My pastures are rampant with the "black patch" clover fungus and my...
My pastures are rampant with the "black patch" clover fungus and my horses are slobbering something terrible. We tried mowing and then waiting for the new growth, hoping it would be less infected with the fungus, but it hasn't worked. Is there any kind of fungicide or other treatment we could apply that will control it without harming the horses? Thanks for any advice you can give us. Joanne & John Loftus, Orange Village, Ohio
Cuyahoga County Ohio

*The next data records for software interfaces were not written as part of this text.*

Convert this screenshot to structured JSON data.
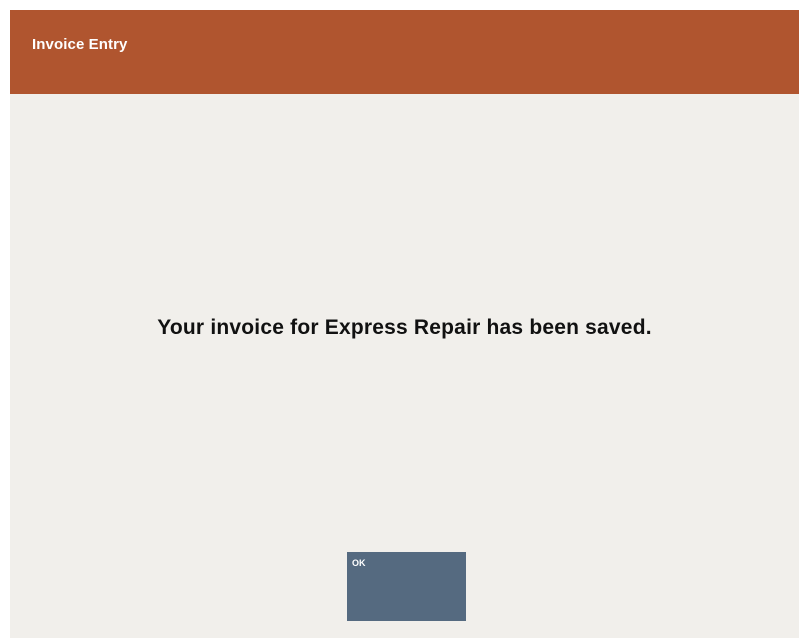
{
  "header": {
    "title": "Invoice Entry",
    "color": "#b0552f"
  },
  "main": {
    "message": "Your invoice for Express Repair has been saved.",
    "background": "#f1efeb"
  },
  "actions": {
    "ok_label": "OK",
    "ok_color": "#556a80"
  }
}
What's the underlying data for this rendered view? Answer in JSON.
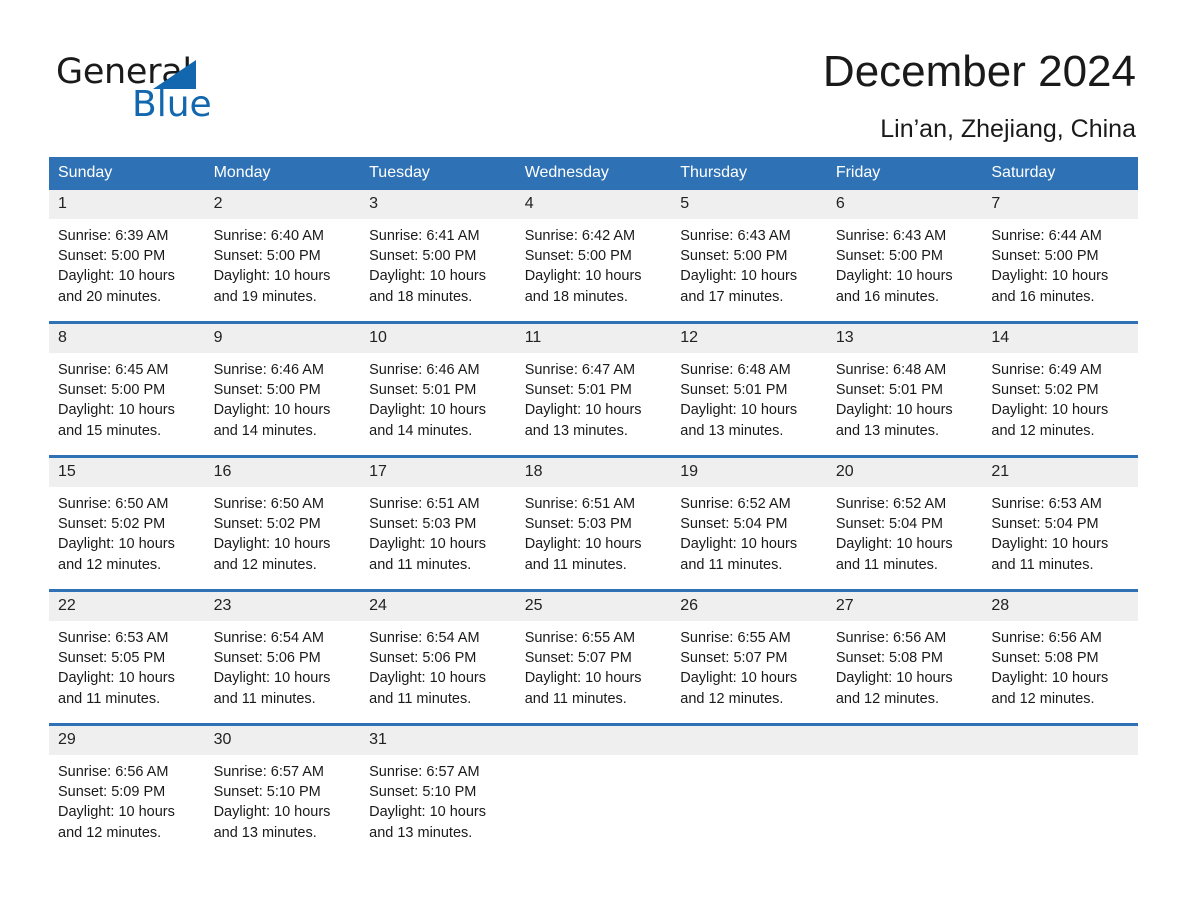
{
  "brand": {
    "name_part1": "General",
    "name_part2": "Blue",
    "triangle_icon": "triangle-logo-icon",
    "accent_color": "#1267ae"
  },
  "header": {
    "title": "December 2024",
    "location": "Lin’an, Zhejiang, China"
  },
  "colors": {
    "header_blue": "#2e72b5",
    "daynum_gray": "#efefef",
    "text": "#1a1a1a"
  },
  "calendar": {
    "weekday_headers": [
      "Sunday",
      "Monday",
      "Tuesday",
      "Wednesday",
      "Thursday",
      "Friday",
      "Saturday"
    ],
    "weeks": [
      [
        {
          "day": "1",
          "sunrise": "Sunrise: 6:39 AM",
          "sunset": "Sunset: 5:00 PM",
          "daylight_l1": "Daylight: 10 hours",
          "daylight_l2": "and 20 minutes."
        },
        {
          "day": "2",
          "sunrise": "Sunrise: 6:40 AM",
          "sunset": "Sunset: 5:00 PM",
          "daylight_l1": "Daylight: 10 hours",
          "daylight_l2": "and 19 minutes."
        },
        {
          "day": "3",
          "sunrise": "Sunrise: 6:41 AM",
          "sunset": "Sunset: 5:00 PM",
          "daylight_l1": "Daylight: 10 hours",
          "daylight_l2": "and 18 minutes."
        },
        {
          "day": "4",
          "sunrise": "Sunrise: 6:42 AM",
          "sunset": "Sunset: 5:00 PM",
          "daylight_l1": "Daylight: 10 hours",
          "daylight_l2": "and 18 minutes."
        },
        {
          "day": "5",
          "sunrise": "Sunrise: 6:43 AM",
          "sunset": "Sunset: 5:00 PM",
          "daylight_l1": "Daylight: 10 hours",
          "daylight_l2": "and 17 minutes."
        },
        {
          "day": "6",
          "sunrise": "Sunrise: 6:43 AM",
          "sunset": "Sunset: 5:00 PM",
          "daylight_l1": "Daylight: 10 hours",
          "daylight_l2": "and 16 minutes."
        },
        {
          "day": "7",
          "sunrise": "Sunrise: 6:44 AM",
          "sunset": "Sunset: 5:00 PM",
          "daylight_l1": "Daylight: 10 hours",
          "daylight_l2": "and 16 minutes."
        }
      ],
      [
        {
          "day": "8",
          "sunrise": "Sunrise: 6:45 AM",
          "sunset": "Sunset: 5:00 PM",
          "daylight_l1": "Daylight: 10 hours",
          "daylight_l2": "and 15 minutes."
        },
        {
          "day": "9",
          "sunrise": "Sunrise: 6:46 AM",
          "sunset": "Sunset: 5:00 PM",
          "daylight_l1": "Daylight: 10 hours",
          "daylight_l2": "and 14 minutes."
        },
        {
          "day": "10",
          "sunrise": "Sunrise: 6:46 AM",
          "sunset": "Sunset: 5:01 PM",
          "daylight_l1": "Daylight: 10 hours",
          "daylight_l2": "and 14 minutes."
        },
        {
          "day": "11",
          "sunrise": "Sunrise: 6:47 AM",
          "sunset": "Sunset: 5:01 PM",
          "daylight_l1": "Daylight: 10 hours",
          "daylight_l2": "and 13 minutes."
        },
        {
          "day": "12",
          "sunrise": "Sunrise: 6:48 AM",
          "sunset": "Sunset: 5:01 PM",
          "daylight_l1": "Daylight: 10 hours",
          "daylight_l2": "and 13 minutes."
        },
        {
          "day": "13",
          "sunrise": "Sunrise: 6:48 AM",
          "sunset": "Sunset: 5:01 PM",
          "daylight_l1": "Daylight: 10 hours",
          "daylight_l2": "and 13 minutes."
        },
        {
          "day": "14",
          "sunrise": "Sunrise: 6:49 AM",
          "sunset": "Sunset: 5:02 PM",
          "daylight_l1": "Daylight: 10 hours",
          "daylight_l2": "and 12 minutes."
        }
      ],
      [
        {
          "day": "15",
          "sunrise": "Sunrise: 6:50 AM",
          "sunset": "Sunset: 5:02 PM",
          "daylight_l1": "Daylight: 10 hours",
          "daylight_l2": "and 12 minutes."
        },
        {
          "day": "16",
          "sunrise": "Sunrise: 6:50 AM",
          "sunset": "Sunset: 5:02 PM",
          "daylight_l1": "Daylight: 10 hours",
          "daylight_l2": "and 12 minutes."
        },
        {
          "day": "17",
          "sunrise": "Sunrise: 6:51 AM",
          "sunset": "Sunset: 5:03 PM",
          "daylight_l1": "Daylight: 10 hours",
          "daylight_l2": "and 11 minutes."
        },
        {
          "day": "18",
          "sunrise": "Sunrise: 6:51 AM",
          "sunset": "Sunset: 5:03 PM",
          "daylight_l1": "Daylight: 10 hours",
          "daylight_l2": "and 11 minutes."
        },
        {
          "day": "19",
          "sunrise": "Sunrise: 6:52 AM",
          "sunset": "Sunset: 5:04 PM",
          "daylight_l1": "Daylight: 10 hours",
          "daylight_l2": "and 11 minutes."
        },
        {
          "day": "20",
          "sunrise": "Sunrise: 6:52 AM",
          "sunset": "Sunset: 5:04 PM",
          "daylight_l1": "Daylight: 10 hours",
          "daylight_l2": "and 11 minutes."
        },
        {
          "day": "21",
          "sunrise": "Sunrise: 6:53 AM",
          "sunset": "Sunset: 5:04 PM",
          "daylight_l1": "Daylight: 10 hours",
          "daylight_l2": "and 11 minutes."
        }
      ],
      [
        {
          "day": "22",
          "sunrise": "Sunrise: 6:53 AM",
          "sunset": "Sunset: 5:05 PM",
          "daylight_l1": "Daylight: 10 hours",
          "daylight_l2": "and 11 minutes."
        },
        {
          "day": "23",
          "sunrise": "Sunrise: 6:54 AM",
          "sunset": "Sunset: 5:06 PM",
          "daylight_l1": "Daylight: 10 hours",
          "daylight_l2": "and 11 minutes."
        },
        {
          "day": "24",
          "sunrise": "Sunrise: 6:54 AM",
          "sunset": "Sunset: 5:06 PM",
          "daylight_l1": "Daylight: 10 hours",
          "daylight_l2": "and 11 minutes."
        },
        {
          "day": "25",
          "sunrise": "Sunrise: 6:55 AM",
          "sunset": "Sunset: 5:07 PM",
          "daylight_l1": "Daylight: 10 hours",
          "daylight_l2": "and 11 minutes."
        },
        {
          "day": "26",
          "sunrise": "Sunrise: 6:55 AM",
          "sunset": "Sunset: 5:07 PM",
          "daylight_l1": "Daylight: 10 hours",
          "daylight_l2": "and 12 minutes."
        },
        {
          "day": "27",
          "sunrise": "Sunrise: 6:56 AM",
          "sunset": "Sunset: 5:08 PM",
          "daylight_l1": "Daylight: 10 hours",
          "daylight_l2": "and 12 minutes."
        },
        {
          "day": "28",
          "sunrise": "Sunrise: 6:56 AM",
          "sunset": "Sunset: 5:08 PM",
          "daylight_l1": "Daylight: 10 hours",
          "daylight_l2": "and 12 minutes."
        }
      ],
      [
        {
          "day": "29",
          "sunrise": "Sunrise: 6:56 AM",
          "sunset": "Sunset: 5:09 PM",
          "daylight_l1": "Daylight: 10 hours",
          "daylight_l2": "and 12 minutes."
        },
        {
          "day": "30",
          "sunrise": "Sunrise: 6:57 AM",
          "sunset": "Sunset: 5:10 PM",
          "daylight_l1": "Daylight: 10 hours",
          "daylight_l2": "and 13 minutes."
        },
        {
          "day": "31",
          "sunrise": "Sunrise: 6:57 AM",
          "sunset": "Sunset: 5:10 PM",
          "daylight_l1": "Daylight: 10 hours",
          "daylight_l2": "and 13 minutes."
        },
        {
          "day": "",
          "sunrise": "",
          "sunset": "",
          "daylight_l1": "",
          "daylight_l2": ""
        },
        {
          "day": "",
          "sunrise": "",
          "sunset": "",
          "daylight_l1": "",
          "daylight_l2": ""
        },
        {
          "day": "",
          "sunrise": "",
          "sunset": "",
          "daylight_l1": "",
          "daylight_l2": ""
        },
        {
          "day": "",
          "sunrise": "",
          "sunset": "",
          "daylight_l1": "",
          "daylight_l2": ""
        }
      ]
    ]
  }
}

Rhizoctonia infection of clovers and then the subsequent consumption is the cause of slobbers. Clovers are relatively easy to remove from pastures and hayfields through management for grass and with the use of broadleaf weed control products. Manage for more grass by following a fertility program based on a soil test for grass (available from your local Extension office) this would involve nitrogen applications to stimulate lush grass to crowd out the clover and managing for a taller pasture sward leaving 6-8 inches of residual grazing mass or more. When you see clovers remove them from the pasture with an herbicide utilize a broadleaf chemical that won’t harm the grass and has no grazing restriction for horses such as (Crossbow, there are many products to choose from). Remove affected animals from the clover and feed clean hay until controlled.